A recent report titled ‘How the Finance Flows; the banks fueling the climate crisis’, has shown the extent to which banks located outside of Africa provide funding for projects that contribute to the worsening of the climate crisis.
According to the report, 11 banks from Europe, the Americas and Asia pump in money to finance such projects 20 times more than they do for climate solutions on the continent.
Published by Action Aid, the report analysed financial flows in more than 100 countries in the Global South whose fossil fuel projects (coal, oil and gas) and those in industrial agriculture were paid for by the said banks.
According to the report released by Action Aid, annually, 11 banks from Europe, the Americas, and Asia provide significant funding for projects in the Global South, which primarily involve fossil fuels (coal, oil, and gas) and industrial agriculture.
Interestingly, the report reveals that the funding allocated to these projects is 20 times greater than the funding directed towards climate solutions in the same region.

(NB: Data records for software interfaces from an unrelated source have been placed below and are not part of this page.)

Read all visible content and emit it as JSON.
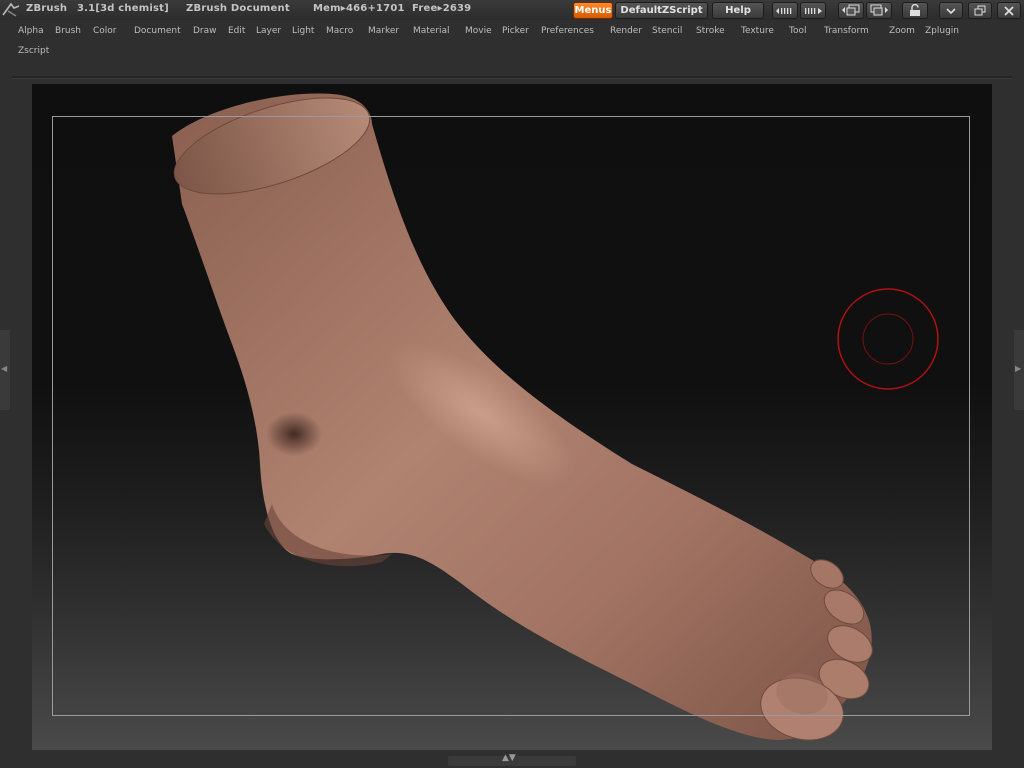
{
  "titlebar": {
    "app_name": "ZBrush",
    "version": "3.1[3d chemist]",
    "document": "ZBrush Document",
    "mem_label": "Mem▸466+1701",
    "free_label": "Free▸2639",
    "menus_btn": "Menus",
    "script_btn": "DefaultZScript",
    "help_btn": "Help"
  },
  "menu": {
    "items": [
      "Alpha",
      "Brush",
      "Color",
      "Document",
      "Draw",
      "Edit",
      "Layer",
      "Light",
      "Macro",
      "Marker",
      "Material",
      "Movie",
      "Picker",
      "Preferences",
      "Render",
      "Stencil",
      "Stroke",
      "Texture",
      "Tool",
      "Transform",
      "Zoom",
      "Zplugin",
      "Zscript"
    ]
  },
  "colors": {
    "accent": "#e86a0c",
    "skin": "#a47564",
    "brush_cursor": "#b01010",
    "background": "#2f2f2f"
  },
  "icons": [
    "zbrush-logo-icon",
    "palette-left-icon",
    "palette-right-icon",
    "layout-left-icon",
    "layout-right-icon",
    "lock-icon",
    "minimize-icon",
    "restore-icon",
    "close-icon"
  ]
}
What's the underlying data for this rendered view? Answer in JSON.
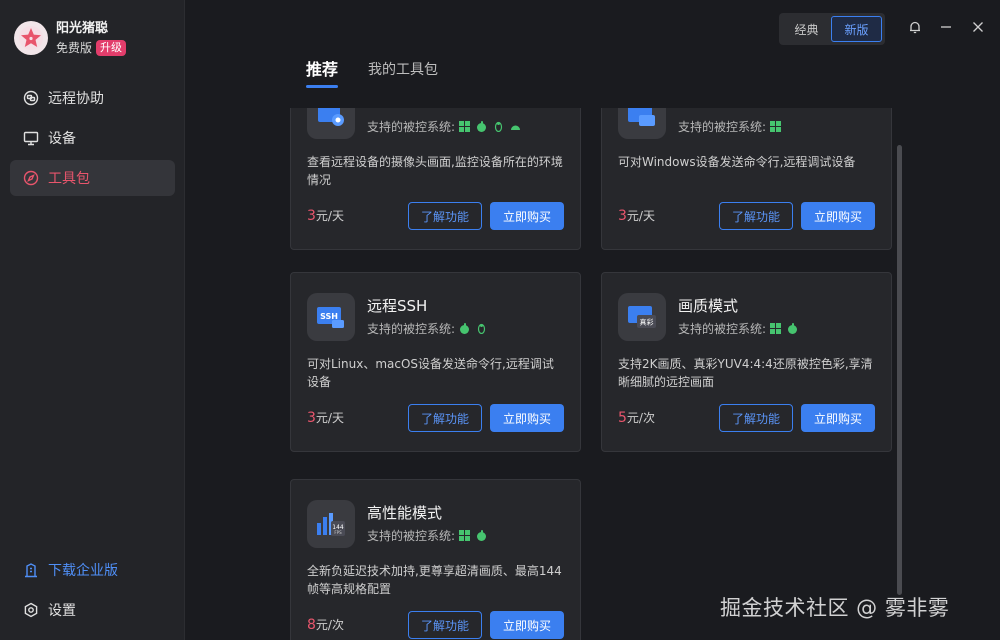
{
  "app": {
    "username": "阳光猪聪",
    "plan": "免费版",
    "upgrade_label": "升级"
  },
  "sidebar": {
    "items": [
      {
        "label": "远程协助",
        "icon": "remote-assist-icon"
      },
      {
        "label": "设备",
        "icon": "monitor-icon"
      },
      {
        "label": "工具包",
        "icon": "compass-icon",
        "active": true
      }
    ],
    "bottom": [
      {
        "label": "下载企业版",
        "icon": "building-icon"
      },
      {
        "label": "设置",
        "icon": "gear-icon"
      }
    ]
  },
  "header": {
    "tabs": [
      {
        "label": "推荐",
        "active": true
      },
      {
        "label": "我的工具包"
      }
    ],
    "version_switch": {
      "classic": "经典",
      "new": "新版",
      "selected": "新版"
    }
  },
  "cards": [
    {
      "title": "",
      "os_label": "支持的被控系统:",
      "os": [
        "windows",
        "apple",
        "linux",
        "android"
      ],
      "desc": "查看远程设备的摄像头画面,监控设备所在的环境情况",
      "price_num": "3",
      "price_unit": "元/天",
      "learn": "了解功能",
      "buy": "立即购买",
      "icon": "camera-icon"
    },
    {
      "title": "",
      "os_label": "支持的被控系统:",
      "os": [
        "windows"
      ],
      "desc": "可对Windows设备发送命令行,远程调试设备",
      "price_num": "3",
      "price_unit": "元/天",
      "learn": "了解功能",
      "buy": "立即购买",
      "icon": "cmd-icon"
    },
    {
      "title": "远程SSH",
      "os_label": "支持的被控系统:",
      "os": [
        "apple",
        "linux"
      ],
      "desc": "可对Linux、macOS设备发送命令行,远程调试设备",
      "price_num": "3",
      "price_unit": "元/天",
      "learn": "了解功能",
      "buy": "立即购买",
      "icon": "ssh-icon",
      "icon_text": "SSH"
    },
    {
      "title": "画质模式",
      "os_label": "支持的被控系统:",
      "os": [
        "windows",
        "apple"
      ],
      "desc": "支持2K画质、真彩YUV4:4:4还原被控色彩,享清晰细腻的远控画面",
      "price_num": "5",
      "price_unit": "元/次",
      "learn": "了解功能",
      "buy": "立即购买",
      "icon": "true-color-icon",
      "icon_text": "真彩"
    },
    {
      "title": "高性能模式",
      "os_label": "支持的被控系统:",
      "os": [
        "windows",
        "apple"
      ],
      "desc": "全新负延迟技术加持,更尊享超清画质、最高144帧等高规格配置",
      "price_num": "8",
      "price_unit": "元/次",
      "learn": "了解功能",
      "buy": "立即购买",
      "icon": "fps-icon",
      "icon_text": "144",
      "icon_subtext": "FPS"
    }
  ],
  "watermark": "掘金技术社区 @ 雾非雾",
  "colors": {
    "accent": "#3b7ff0",
    "brand": "#e8556c",
    "background": "#1a1b1f",
    "sidebar": "#232428",
    "card": "#26272b"
  }
}
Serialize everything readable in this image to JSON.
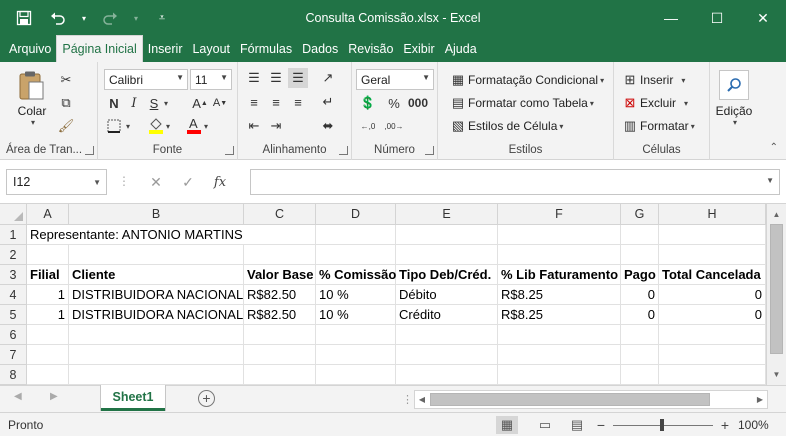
{
  "window": {
    "title": "Consulta Comissão.xlsx - Excel",
    "qat": {
      "save_icon": "save-icon",
      "undo_icon": "undo-icon",
      "redo_icon": "redo-icon",
      "customize_icon": "customize-qat-icon"
    },
    "controls": {
      "minimize": "minimize-icon",
      "maximize": "maximize-icon",
      "close": "close-icon"
    }
  },
  "tabs": [
    "Arquivo",
    "Página Inicial",
    "Inserir",
    "Layout",
    "Fórmulas",
    "Dados",
    "Revisão",
    "Exibir",
    "Ajuda"
  ],
  "active_tab": "Página Inicial",
  "ribbon": {
    "clipboard": {
      "paste_label": "Colar",
      "group_label": "Área de Tran..."
    },
    "font": {
      "font_name": "Calibri",
      "font_size": "11",
      "bold": "N",
      "italic": "I",
      "underline": "S",
      "group_label": "Fonte",
      "fill_color": "#FFFF00",
      "font_color": "#FF0000"
    },
    "alignment": {
      "group_label": "Alinhamento"
    },
    "number": {
      "format": "Geral",
      "group_label": "Número"
    },
    "styles": {
      "conditional": "Formatação Condicional",
      "table": "Formatar como Tabela",
      "cell": "Estilos de Célula",
      "group_label": "Estilos"
    },
    "cells": {
      "insert": "Inserir",
      "delete": "Excluir",
      "format": "Formatar",
      "group_label": "Células"
    },
    "editing": {
      "label": "Edição"
    }
  },
  "formula_bar": {
    "name_box": "I12",
    "formula": ""
  },
  "grid": {
    "columns": [
      "A",
      "B",
      "C",
      "D",
      "E",
      "F",
      "G",
      "H"
    ],
    "rows": [
      "1",
      "2",
      "3",
      "4",
      "5",
      "6",
      "7",
      "8"
    ],
    "r1": {
      "a": "Representante: ANTONIO MARTINS"
    },
    "headers": {
      "a": "Filial",
      "b": "Cliente",
      "c": "Valor Base",
      "d": "% Comissão",
      "e": "Tipo Deb/Créd.",
      "f": "% Lib Faturamento",
      "g": "Pago",
      "h": "Total Cancelada"
    },
    "data": [
      {
        "a": "1",
        "b": "DISTRIBUIDORA NACIONAL",
        "c": "R$82.50",
        "d": "10 %",
        "e": "Débito",
        "f": "R$8.25",
        "g": "0",
        "h": "0"
      },
      {
        "a": "1",
        "b": "DISTRIBUIDORA NACIONAL",
        "c": "R$82.50",
        "d": "10 %",
        "e": "Crédito",
        "f": "R$8.25",
        "g": "0",
        "h": "0"
      }
    ]
  },
  "sheets": {
    "active": "Sheet1"
  },
  "status": {
    "text": "Pronto",
    "zoom": "100%"
  },
  "accent_color": "#217346"
}
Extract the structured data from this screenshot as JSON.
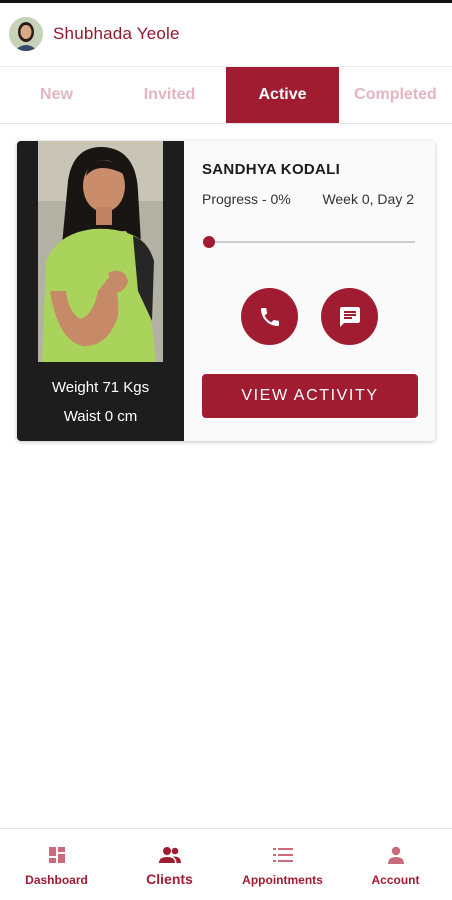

The report’s analysis covers financial transactions in over 100 countries in the Global South, revealing significant financial backing provided by these banks to such ventures.
Among the prominent banks identified in the report are HSBC, Citigroup, and JP Morgan Chase.
Fossil Fuel and Industrial Agriculture Funding Since Paris Agreement
Since the landmark Paris Agreement in 2015, which is renowned for its objective of restraining global warming to approximately 1.5 degrees Celsius, banks have provided financial support amounting to $3.2 trillion for the expansion of fossil fuel industries.
According to the most recent report from the Intergovernmental Panel on Climate Change (IPCC), human activities such as the combustion of fossil fuels and alterations in land use are identified as the primary contributors to climate change.
“Limiting global warming will require major transitions in the energy sector. This will involve a substantial reduction in fossil fuel use, widespread electrification, improved energy efficiency, and use of alternative fuel,” says the IPCC report.
The report further reveals that the banks allocated approximately $370 billion to projects in industrial agriculture, which, after fossil fuel combustion, stand as the second-largest contributors to greenhouse gas emissions.
In a statement released to the media on Sunday, Arthur Larok, the Secretary-General of ActionAid International, emphasised that the report should not be disregarded, especially by the banks funding projects that undermine efforts to reduce greenhouse gas emissions.
“The world’s money is flowing in the wrong direction since the Paris Agreement, banks have provided 20 times more financing to fossil fuels and industrial agriculture. This is absurd and must stop,” he stated.
Teresa Anderson, who serves as the Global Lead on Climate Justice at ActionAid International and authored the report, emphasised the importance of global banks publicly declaring their commitment to addressing climate change.
However, she highlighted that the extent of their ongoing funding for fossil fuels and industrial agriculture is staggering.
“It is communities in Africa, Asia and Latin America who are suffering the impacts of decisions made in distant banking boardrooms.
“By financing fossil fuel and industrial agriculture in the Global South, banks are condemning communities to the cruel combination of landlessness, deforestation, water pollution and climate change.
With this report, banks can no longer pretend that the issue is out of sight, out of mind,” Anderson stated.
“Banks need to own up to the harm that they are unleashing on the communities and the planet, and urgently stop financing the destruction wreaked by fossil fuels and industrial agriculture.”
The report’s authors are calling on governments to implement regulations within the banking, finance, fossil fuel, and industrial agriculture sectors to prevent further harm to the continent’s environment.
They assert that human rights considerations are often overlooked when these projects are initiated, and they urge governments to enhance their policies in this regard.
Additionally, the authors emphasise the necessity of incorporating principles like free, prior, and informed consent (FPIC), robust safeguards, and effective mechanisms for disclosure and redress.